Videos sharing guided imagery utilizing ambient music and self-massage techniques were other helpful resources for patients and their in-facility support teams.
“While virtually is not the ideal way to engage, we’re so grateful we’re in a place where it’s an option to have a video chat,” Kellogg said. “Being able to help patients see a familiar face or hear a familiar voice helps us still be able to provide a holistic approach to our patient care.
Kellogg said telehealth offers a host of benefits, especially improving patients’ mental health. Beyond connecting families and the positive emotional impacts, patients also appreciate having something to do.
One patient was able to connect with her son in China through a telehealth visit within the last days of her life, which her hospice team said was a great comfort to the family.
The collaboration of several community partners with the support of grant funding enabled Emmanuel Hospice to create telehealth devices with specially designed charging units that could be easily moved from room to room in facilities while simultaneously safeguarding the health of their patients and team.
“We are grateful to our community partners for being part of the solution in providing assistance to support our services during this critical time,” Kellogg said. “This mode of communication has only amplified what we’re able to do from our homes.”
Both the equipment and software for Emmanuel Hospice’s telehealth program were funded in part by a $2,900 grant from Fremont Area Community Foundation’s Elderly Needs Fund and $1,000 of the Emergency Human Needs Fund, which was awarded by a community coalition comprised of the Greater Ottawa County United Way, Grand Haven Area Community Foundation, Lakeshore Nonprofit Alliance, Community Spoke, Community Foundation of the Holland/Zeeland Area and others.
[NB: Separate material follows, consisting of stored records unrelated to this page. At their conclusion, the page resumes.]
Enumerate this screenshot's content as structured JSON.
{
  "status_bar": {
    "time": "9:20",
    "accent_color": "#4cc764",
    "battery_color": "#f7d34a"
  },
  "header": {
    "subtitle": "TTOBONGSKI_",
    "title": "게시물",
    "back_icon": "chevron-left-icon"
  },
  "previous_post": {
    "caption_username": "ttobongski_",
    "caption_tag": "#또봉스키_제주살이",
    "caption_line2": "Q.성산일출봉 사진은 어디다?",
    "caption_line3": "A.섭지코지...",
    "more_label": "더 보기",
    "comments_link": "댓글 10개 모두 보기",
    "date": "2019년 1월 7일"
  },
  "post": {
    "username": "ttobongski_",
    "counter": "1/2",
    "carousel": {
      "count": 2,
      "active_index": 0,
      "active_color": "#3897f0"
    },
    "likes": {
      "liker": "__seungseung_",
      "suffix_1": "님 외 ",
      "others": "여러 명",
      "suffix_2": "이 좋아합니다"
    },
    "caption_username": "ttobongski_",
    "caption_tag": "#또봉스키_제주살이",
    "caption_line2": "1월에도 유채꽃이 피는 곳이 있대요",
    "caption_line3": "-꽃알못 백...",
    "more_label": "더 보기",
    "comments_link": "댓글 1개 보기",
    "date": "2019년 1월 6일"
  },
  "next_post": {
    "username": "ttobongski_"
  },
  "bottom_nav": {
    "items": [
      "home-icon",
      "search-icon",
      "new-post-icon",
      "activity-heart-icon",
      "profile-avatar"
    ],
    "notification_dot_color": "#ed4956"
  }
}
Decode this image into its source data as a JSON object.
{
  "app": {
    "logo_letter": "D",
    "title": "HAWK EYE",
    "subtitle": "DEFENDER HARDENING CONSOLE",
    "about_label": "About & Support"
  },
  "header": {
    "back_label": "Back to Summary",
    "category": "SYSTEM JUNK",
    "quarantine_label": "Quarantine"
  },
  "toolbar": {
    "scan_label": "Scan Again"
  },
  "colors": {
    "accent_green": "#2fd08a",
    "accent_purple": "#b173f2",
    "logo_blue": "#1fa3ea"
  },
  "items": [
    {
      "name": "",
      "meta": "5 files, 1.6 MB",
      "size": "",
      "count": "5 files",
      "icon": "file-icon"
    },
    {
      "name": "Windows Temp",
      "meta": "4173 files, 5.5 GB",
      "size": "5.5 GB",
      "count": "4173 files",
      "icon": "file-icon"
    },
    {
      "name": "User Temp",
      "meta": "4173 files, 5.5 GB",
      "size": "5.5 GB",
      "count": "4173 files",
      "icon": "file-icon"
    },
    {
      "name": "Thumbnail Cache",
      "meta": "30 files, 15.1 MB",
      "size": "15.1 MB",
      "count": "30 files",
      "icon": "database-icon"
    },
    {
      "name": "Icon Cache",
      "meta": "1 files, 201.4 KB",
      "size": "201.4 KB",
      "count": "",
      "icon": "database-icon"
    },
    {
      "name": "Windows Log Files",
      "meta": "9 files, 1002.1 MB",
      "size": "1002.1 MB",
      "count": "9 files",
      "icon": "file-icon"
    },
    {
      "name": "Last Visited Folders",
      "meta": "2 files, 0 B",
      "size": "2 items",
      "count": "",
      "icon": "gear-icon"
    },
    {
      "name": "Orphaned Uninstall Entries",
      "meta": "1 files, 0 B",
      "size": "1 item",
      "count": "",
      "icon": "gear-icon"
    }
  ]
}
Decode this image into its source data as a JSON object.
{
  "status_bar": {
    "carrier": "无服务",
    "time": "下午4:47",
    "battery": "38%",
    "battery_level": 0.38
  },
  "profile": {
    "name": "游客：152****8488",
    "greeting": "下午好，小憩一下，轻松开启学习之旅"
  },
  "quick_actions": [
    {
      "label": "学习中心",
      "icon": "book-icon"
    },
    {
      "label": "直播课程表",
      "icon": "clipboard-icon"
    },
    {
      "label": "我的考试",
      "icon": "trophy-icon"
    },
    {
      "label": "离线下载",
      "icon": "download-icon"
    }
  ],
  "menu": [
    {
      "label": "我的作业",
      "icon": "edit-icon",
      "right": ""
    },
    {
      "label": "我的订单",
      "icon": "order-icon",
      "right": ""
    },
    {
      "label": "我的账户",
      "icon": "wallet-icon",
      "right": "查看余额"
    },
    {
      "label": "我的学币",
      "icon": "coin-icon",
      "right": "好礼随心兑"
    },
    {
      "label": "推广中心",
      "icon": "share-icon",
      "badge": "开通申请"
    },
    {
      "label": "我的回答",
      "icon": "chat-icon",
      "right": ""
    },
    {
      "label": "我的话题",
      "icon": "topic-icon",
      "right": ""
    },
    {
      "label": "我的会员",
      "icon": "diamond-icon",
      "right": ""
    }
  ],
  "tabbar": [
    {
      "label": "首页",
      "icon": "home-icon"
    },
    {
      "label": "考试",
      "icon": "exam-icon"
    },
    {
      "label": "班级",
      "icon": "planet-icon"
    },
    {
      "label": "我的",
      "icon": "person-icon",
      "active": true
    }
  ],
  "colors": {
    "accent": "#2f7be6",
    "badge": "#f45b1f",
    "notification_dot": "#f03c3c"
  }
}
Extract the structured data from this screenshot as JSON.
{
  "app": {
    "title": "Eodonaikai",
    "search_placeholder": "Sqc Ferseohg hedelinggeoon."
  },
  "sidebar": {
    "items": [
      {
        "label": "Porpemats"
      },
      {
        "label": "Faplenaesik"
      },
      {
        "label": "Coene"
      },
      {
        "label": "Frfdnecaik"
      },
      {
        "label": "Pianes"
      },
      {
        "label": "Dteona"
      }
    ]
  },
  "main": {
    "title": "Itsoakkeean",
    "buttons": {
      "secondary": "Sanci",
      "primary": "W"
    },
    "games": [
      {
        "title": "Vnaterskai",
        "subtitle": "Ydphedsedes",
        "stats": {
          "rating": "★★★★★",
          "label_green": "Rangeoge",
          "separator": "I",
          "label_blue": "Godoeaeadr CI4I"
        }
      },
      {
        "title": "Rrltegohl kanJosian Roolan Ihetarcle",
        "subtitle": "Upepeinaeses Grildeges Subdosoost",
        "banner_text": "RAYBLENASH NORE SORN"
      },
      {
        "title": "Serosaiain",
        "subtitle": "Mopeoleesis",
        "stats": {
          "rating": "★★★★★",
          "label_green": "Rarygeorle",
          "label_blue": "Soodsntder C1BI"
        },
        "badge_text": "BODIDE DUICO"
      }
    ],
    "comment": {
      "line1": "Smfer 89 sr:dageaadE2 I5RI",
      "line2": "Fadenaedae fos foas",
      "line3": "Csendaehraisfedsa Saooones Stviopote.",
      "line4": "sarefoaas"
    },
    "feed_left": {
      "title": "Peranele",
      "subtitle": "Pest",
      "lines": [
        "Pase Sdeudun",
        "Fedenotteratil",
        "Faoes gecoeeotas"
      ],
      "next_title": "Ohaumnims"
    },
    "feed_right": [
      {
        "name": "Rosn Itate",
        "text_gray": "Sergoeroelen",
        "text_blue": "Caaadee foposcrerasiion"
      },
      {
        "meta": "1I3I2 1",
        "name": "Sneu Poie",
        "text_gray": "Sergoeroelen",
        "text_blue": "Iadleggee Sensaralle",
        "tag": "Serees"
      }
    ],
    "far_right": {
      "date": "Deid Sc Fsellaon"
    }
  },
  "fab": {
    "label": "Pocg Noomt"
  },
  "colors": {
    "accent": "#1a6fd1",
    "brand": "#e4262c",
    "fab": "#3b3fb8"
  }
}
The mobile iPad systems were built from stands purchased through Displays2Go, charging units purchased through Byrne Electrical and caster wheels donated by Caster Depot. Grand Rapids Chair Company picked up and delivered all the stands, donated the labor of machining the stands so the casters would fit and then installed the casters.